● Your task
Return the full listing unchanged, apart from leaving out its images.

● Data for review
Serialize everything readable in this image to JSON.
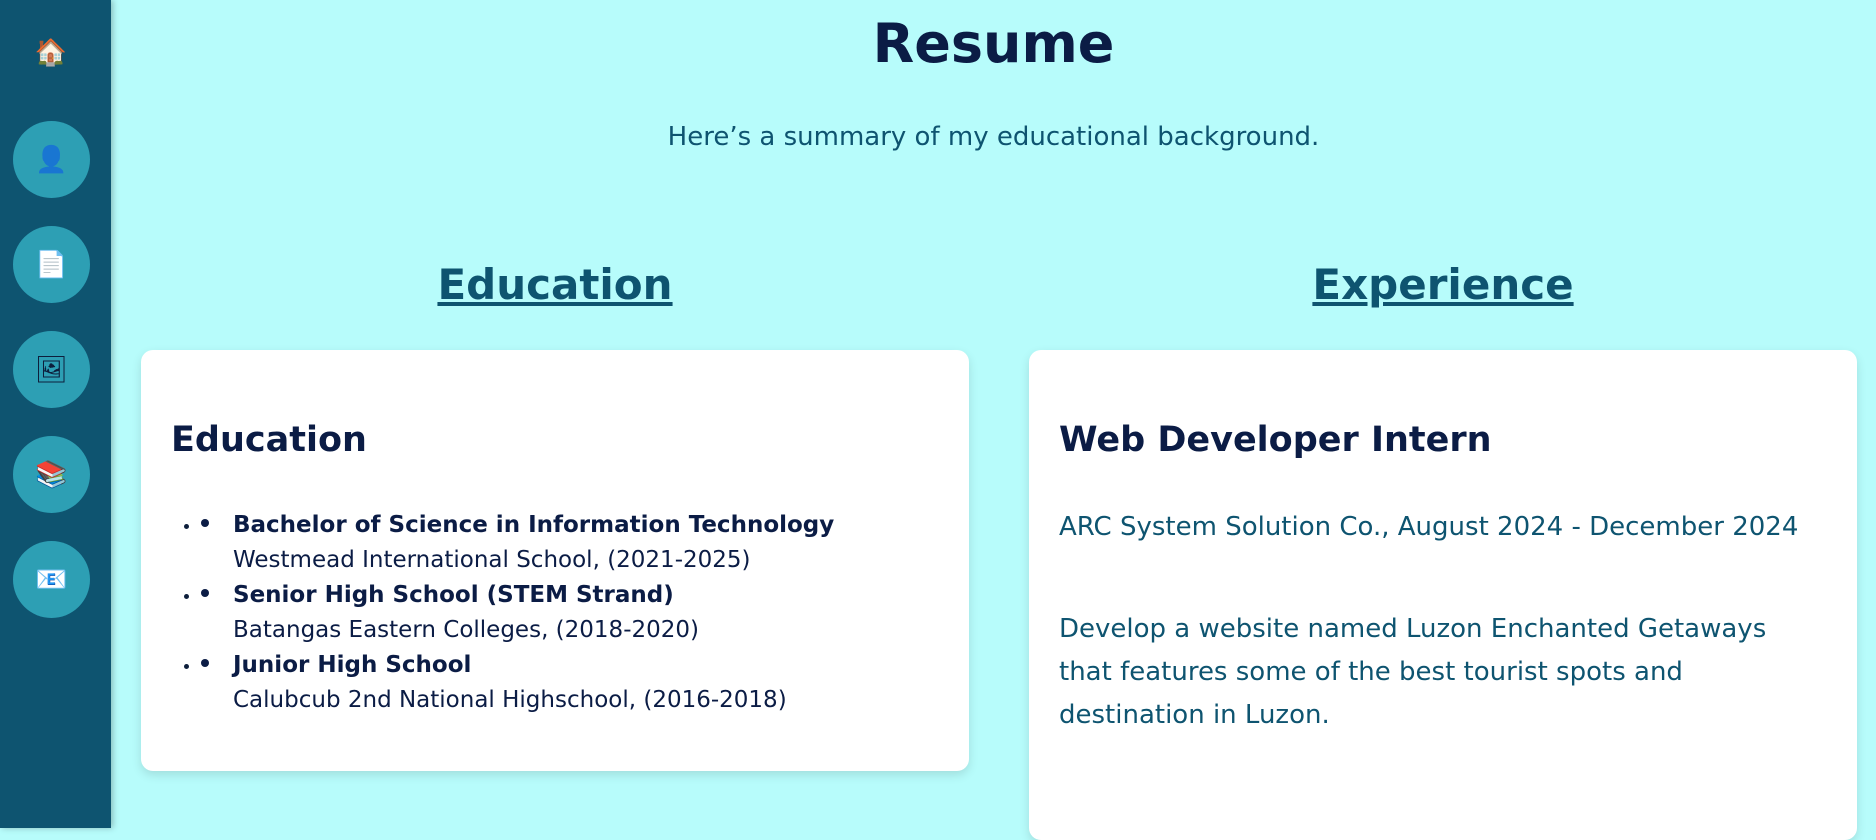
{
  "sidebar": {
    "items": [
      {
        "name": "home",
        "icon": "home-icon",
        "glyph": "🏠"
      },
      {
        "name": "about",
        "icon": "person-icon",
        "glyph": "👤"
      },
      {
        "name": "resume",
        "icon": "document-icon",
        "glyph": "📄"
      },
      {
        "name": "portfolio",
        "icon": "picture-icon",
        "glyph": "🖼"
      },
      {
        "name": "services",
        "icon": "books-icon",
        "glyph": "📚"
      },
      {
        "name": "contact",
        "icon": "envelope-icon",
        "glyph": "📧"
      }
    ]
  },
  "page": {
    "title": "Resume",
    "subtitle": "Here’s a summary of my educational background."
  },
  "education": {
    "heading": "Education",
    "card_title": "Education",
    "items": [
      {
        "degree": "Bachelor of Science in Information Technology",
        "school": "Westmead International School, (2021-2025)"
      },
      {
        "degree": "Senior High School (STEM Strand)",
        "school": "Batangas Eastern Colleges, (2018-2020)"
      },
      {
        "degree": "Junior High School",
        "school": "Calubcub 2nd National Highschool, (2016-2018)"
      }
    ]
  },
  "experience": {
    "heading": "Experience",
    "card_title": "Web Developer Intern",
    "company": "ARC System Solution Co., August 2024 - December 2024",
    "description": "Develop a website named Luzon Enchanted Getaways that features some of the best tourist spots and destination in Luzon."
  },
  "colors": {
    "background": "#b7fcfb",
    "sidebar": "#0e5470",
    "nav_circle": "#2d9fb4",
    "title": "#0b1c45",
    "accent": "#0e5470"
  }
}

● Written solution
Serialize everything readable in this image to JSON.
{
  "sidebar": {
    "items": [
      {
        "name": "home",
        "icon": "home-icon",
        "glyph": "🏠"
      },
      {
        "name": "about",
        "icon": "person-icon",
        "glyph": "👤"
      },
      {
        "name": "resume",
        "icon": "document-icon",
        "glyph": "📄"
      },
      {
        "name": "portfolio",
        "icon": "picture-icon",
        "glyph": "🖼"
      },
      {
        "name": "services",
        "icon": "books-icon",
        "glyph": "📚"
      },
      {
        "name": "contact",
        "icon": "envelope-icon",
        "glyph": "📧"
      }
    ]
  },
  "page": {
    "title": "Resume",
    "subtitle": "Here’s a summary of my educational background."
  },
  "education": {
    "heading": "Education",
    "card_title": "Education",
    "items": [
      {
        "degree": "Bachelor of Science in Information Technology",
        "school": "Westmead International School, (2021-2025)"
      },
      {
        "degree": "Senior High School (STEM Strand)",
        "school": "Batangas Eastern Colleges, (2018-2020)"
      },
      {
        "degree": "Junior High School",
        "school": "Calubcub 2nd National Highschool, (2016-2018)"
      }
    ]
  },
  "experience": {
    "heading": "Experience",
    "card_title": "Web Developer Intern",
    "company": "ARC System Solution Co., August 2024 - December 2024",
    "description": "Develop a website named Luzon Enchanted Getaways that features some of the best tourist spots and destination in Luzon."
  },
  "colors": {
    "background": "#b7fcfb",
    "sidebar": "#0e5470",
    "nav_circle": "#2d9fb4",
    "title": "#0b1c45",
    "accent": "#0e5470"
  }
}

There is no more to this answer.